WHAT THE EXERCISE ASKS |
Nothing but a number is expected: the count of lines in the data below that include "align".

TASK MATERIAL |

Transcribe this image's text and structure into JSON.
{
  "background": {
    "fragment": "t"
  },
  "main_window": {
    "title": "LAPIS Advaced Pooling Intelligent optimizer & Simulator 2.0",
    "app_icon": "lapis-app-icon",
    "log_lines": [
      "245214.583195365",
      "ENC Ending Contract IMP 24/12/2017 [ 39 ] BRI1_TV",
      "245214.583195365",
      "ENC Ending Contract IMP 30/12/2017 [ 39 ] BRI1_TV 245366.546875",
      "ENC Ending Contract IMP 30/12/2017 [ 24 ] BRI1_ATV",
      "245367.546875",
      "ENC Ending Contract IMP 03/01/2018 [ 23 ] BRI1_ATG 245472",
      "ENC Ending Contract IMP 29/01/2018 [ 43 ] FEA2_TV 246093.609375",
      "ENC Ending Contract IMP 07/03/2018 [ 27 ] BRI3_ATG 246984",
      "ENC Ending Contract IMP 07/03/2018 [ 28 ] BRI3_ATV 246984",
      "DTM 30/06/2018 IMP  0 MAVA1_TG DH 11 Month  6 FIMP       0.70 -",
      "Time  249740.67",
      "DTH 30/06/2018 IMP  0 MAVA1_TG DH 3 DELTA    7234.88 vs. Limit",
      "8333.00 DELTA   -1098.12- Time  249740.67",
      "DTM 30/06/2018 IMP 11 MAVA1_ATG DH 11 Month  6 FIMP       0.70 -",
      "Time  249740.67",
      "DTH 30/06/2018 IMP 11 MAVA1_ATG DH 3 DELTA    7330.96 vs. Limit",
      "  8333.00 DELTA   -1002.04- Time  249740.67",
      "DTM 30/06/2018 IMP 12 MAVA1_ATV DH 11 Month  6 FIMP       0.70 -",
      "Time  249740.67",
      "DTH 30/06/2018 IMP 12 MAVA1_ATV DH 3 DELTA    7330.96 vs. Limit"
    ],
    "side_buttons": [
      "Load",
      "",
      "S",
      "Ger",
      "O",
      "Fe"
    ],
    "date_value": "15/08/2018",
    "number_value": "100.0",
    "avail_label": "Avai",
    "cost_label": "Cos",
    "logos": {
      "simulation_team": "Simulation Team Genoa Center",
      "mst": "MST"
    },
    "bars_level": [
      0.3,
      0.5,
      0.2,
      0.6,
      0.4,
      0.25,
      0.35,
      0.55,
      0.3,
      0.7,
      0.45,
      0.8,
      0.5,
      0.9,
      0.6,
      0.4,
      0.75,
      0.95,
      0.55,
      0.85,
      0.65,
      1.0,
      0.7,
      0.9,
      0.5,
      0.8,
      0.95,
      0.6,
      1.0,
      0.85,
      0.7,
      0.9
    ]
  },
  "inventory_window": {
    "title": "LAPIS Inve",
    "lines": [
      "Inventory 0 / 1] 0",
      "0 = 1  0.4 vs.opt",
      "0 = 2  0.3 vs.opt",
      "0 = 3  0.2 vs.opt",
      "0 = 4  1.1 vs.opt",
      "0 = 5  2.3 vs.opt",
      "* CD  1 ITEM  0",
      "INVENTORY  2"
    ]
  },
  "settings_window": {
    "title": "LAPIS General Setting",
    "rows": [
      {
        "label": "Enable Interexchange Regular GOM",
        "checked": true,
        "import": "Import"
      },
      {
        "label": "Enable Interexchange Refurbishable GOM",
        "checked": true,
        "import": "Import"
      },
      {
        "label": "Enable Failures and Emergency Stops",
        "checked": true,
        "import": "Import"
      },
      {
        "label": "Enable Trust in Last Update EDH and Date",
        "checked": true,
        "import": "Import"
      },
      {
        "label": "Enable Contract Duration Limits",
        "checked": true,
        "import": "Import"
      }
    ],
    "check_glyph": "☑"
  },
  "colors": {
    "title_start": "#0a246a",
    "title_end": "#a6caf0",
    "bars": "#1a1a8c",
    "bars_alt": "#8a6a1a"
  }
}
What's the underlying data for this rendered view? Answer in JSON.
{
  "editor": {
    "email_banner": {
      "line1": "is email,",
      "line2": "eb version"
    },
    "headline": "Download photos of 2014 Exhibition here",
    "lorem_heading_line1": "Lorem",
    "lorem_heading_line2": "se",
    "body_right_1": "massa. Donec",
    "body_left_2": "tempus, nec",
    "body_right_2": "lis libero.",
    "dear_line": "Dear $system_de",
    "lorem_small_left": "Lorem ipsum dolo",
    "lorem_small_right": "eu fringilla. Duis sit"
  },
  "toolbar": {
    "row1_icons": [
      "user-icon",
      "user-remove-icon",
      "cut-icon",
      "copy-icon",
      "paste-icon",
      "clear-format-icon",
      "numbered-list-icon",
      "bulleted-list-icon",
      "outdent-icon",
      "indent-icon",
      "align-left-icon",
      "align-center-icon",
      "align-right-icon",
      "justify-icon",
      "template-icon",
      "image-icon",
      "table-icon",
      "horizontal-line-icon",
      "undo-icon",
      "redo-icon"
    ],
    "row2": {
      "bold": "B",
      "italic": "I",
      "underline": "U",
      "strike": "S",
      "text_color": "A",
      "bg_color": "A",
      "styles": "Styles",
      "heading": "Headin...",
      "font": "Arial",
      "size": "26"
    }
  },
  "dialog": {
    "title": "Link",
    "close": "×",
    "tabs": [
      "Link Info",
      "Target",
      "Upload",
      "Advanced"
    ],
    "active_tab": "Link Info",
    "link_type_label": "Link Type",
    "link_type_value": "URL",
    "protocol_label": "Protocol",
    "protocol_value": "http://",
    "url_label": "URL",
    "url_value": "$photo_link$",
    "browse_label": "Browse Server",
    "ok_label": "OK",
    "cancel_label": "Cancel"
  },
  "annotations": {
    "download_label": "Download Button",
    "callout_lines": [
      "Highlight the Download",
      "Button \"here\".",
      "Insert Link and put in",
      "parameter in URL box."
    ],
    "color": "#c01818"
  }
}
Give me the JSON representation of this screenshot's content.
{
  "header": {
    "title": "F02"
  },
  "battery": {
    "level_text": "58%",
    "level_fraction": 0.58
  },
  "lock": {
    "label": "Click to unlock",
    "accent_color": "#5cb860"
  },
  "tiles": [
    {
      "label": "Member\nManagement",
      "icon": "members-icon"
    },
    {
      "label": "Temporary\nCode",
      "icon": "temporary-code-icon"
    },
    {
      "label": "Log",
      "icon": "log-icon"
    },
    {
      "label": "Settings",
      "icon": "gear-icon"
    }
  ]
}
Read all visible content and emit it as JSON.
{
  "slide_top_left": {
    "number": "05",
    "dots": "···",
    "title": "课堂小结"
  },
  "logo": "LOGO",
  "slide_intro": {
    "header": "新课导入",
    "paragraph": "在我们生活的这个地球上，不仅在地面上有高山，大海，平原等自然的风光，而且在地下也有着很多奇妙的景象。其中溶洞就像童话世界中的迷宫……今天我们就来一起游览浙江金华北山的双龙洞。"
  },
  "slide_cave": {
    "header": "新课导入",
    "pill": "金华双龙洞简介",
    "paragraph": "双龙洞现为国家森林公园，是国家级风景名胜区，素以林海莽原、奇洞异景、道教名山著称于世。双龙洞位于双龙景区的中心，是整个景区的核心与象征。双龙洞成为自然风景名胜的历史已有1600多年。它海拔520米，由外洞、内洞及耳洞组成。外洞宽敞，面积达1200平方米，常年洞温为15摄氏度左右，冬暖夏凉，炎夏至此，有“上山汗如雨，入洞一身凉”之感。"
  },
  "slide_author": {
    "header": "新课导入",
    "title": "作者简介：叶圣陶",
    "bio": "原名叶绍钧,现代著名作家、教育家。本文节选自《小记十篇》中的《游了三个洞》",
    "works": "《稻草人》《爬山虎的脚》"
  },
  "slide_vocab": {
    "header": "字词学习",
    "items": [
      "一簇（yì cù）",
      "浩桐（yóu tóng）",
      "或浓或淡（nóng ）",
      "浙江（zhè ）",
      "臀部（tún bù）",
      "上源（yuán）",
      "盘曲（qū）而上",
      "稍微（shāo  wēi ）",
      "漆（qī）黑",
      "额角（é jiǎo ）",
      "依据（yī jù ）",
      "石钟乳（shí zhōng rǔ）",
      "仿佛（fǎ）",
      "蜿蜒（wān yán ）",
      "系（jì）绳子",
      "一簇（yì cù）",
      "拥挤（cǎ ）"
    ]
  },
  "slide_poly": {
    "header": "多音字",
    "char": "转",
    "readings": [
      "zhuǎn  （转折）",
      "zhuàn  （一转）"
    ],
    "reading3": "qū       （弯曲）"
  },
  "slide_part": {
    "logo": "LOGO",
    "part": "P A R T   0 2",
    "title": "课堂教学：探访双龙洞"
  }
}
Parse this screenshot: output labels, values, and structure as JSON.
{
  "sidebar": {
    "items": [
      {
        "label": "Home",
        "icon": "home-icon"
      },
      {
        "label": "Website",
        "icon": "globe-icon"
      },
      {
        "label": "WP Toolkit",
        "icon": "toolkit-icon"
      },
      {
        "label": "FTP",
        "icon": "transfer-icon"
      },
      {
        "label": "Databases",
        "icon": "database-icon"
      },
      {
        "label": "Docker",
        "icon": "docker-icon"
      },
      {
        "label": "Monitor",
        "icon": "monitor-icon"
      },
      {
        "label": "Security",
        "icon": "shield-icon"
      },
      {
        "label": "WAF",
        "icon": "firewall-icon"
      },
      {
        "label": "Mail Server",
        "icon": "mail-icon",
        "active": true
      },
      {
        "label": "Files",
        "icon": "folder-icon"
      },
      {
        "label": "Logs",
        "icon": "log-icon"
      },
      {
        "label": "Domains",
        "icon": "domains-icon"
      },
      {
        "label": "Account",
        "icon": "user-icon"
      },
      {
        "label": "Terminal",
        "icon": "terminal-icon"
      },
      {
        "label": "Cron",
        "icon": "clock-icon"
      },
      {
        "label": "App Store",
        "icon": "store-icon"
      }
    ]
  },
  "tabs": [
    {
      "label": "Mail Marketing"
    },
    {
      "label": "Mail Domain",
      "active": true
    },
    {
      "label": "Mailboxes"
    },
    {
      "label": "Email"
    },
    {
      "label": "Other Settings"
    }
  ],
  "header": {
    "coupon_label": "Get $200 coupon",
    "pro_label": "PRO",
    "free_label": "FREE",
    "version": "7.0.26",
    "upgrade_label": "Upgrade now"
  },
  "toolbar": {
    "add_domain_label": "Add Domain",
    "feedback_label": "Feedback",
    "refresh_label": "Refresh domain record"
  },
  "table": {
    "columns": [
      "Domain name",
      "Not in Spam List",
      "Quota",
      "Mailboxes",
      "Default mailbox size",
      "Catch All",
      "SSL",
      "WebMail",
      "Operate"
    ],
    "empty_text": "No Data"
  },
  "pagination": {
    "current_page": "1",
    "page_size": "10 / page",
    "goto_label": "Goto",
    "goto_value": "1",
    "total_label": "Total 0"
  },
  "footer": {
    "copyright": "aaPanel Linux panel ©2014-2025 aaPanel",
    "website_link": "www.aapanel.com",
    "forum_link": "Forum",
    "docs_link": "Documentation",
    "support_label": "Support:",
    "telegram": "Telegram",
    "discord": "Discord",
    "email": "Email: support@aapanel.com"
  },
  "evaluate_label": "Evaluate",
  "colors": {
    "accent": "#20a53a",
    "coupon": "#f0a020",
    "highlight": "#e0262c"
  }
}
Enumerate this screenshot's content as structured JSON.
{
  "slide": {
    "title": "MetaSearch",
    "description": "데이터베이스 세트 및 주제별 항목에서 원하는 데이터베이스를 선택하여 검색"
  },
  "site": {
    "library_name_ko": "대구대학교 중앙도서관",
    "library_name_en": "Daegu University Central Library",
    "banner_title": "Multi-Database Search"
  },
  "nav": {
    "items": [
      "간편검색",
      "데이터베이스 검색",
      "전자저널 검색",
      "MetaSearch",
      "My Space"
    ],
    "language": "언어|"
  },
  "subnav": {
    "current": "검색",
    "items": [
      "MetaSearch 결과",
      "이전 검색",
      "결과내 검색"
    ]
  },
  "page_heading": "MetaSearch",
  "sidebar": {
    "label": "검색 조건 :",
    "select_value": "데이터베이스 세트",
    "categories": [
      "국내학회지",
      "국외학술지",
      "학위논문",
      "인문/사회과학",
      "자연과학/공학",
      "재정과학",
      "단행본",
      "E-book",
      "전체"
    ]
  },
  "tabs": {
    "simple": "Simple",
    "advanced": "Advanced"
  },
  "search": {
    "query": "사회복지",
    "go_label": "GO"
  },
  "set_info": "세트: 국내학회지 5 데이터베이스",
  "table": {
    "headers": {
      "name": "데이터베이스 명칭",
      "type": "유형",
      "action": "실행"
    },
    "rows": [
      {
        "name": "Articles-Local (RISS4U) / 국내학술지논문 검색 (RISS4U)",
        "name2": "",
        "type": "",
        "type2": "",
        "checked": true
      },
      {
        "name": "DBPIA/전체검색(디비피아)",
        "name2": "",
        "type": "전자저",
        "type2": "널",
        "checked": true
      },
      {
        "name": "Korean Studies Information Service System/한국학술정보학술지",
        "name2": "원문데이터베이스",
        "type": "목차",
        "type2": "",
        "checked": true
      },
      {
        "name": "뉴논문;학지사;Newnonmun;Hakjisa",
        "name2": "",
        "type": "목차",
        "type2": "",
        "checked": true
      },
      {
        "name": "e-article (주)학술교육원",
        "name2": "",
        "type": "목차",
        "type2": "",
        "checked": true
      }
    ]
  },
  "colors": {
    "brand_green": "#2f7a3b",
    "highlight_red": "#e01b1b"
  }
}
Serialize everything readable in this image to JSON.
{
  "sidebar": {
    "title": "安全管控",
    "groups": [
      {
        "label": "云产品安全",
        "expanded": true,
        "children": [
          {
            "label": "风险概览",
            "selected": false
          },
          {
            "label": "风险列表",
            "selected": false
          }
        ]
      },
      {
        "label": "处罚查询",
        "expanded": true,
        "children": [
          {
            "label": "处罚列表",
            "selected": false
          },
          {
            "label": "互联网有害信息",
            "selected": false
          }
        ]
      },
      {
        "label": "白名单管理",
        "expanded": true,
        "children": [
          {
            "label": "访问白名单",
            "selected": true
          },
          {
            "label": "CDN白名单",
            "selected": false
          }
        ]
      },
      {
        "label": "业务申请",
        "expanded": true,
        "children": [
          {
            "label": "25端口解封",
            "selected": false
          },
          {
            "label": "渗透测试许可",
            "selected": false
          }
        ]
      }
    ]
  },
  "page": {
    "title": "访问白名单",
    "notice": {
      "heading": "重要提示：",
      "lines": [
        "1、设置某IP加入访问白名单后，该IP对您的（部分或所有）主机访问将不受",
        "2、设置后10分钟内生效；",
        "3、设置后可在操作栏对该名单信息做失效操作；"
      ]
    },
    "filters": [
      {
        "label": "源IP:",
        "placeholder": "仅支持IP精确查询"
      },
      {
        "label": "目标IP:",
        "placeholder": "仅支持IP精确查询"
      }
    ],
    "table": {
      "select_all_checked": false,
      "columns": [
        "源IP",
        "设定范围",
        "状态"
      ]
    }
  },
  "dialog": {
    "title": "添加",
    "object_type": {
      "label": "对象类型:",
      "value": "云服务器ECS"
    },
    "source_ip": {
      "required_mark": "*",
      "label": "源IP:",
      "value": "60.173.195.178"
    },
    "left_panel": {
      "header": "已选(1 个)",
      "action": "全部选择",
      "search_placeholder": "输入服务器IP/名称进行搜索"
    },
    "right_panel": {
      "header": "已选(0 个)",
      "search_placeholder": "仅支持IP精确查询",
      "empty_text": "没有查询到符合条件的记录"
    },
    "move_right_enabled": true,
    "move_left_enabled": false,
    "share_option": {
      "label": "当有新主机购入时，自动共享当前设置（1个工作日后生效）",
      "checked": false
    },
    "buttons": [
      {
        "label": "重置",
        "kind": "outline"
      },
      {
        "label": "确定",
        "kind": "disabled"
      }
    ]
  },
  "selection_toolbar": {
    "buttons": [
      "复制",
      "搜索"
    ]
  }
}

SOLUTION FOR THIS TASK |
3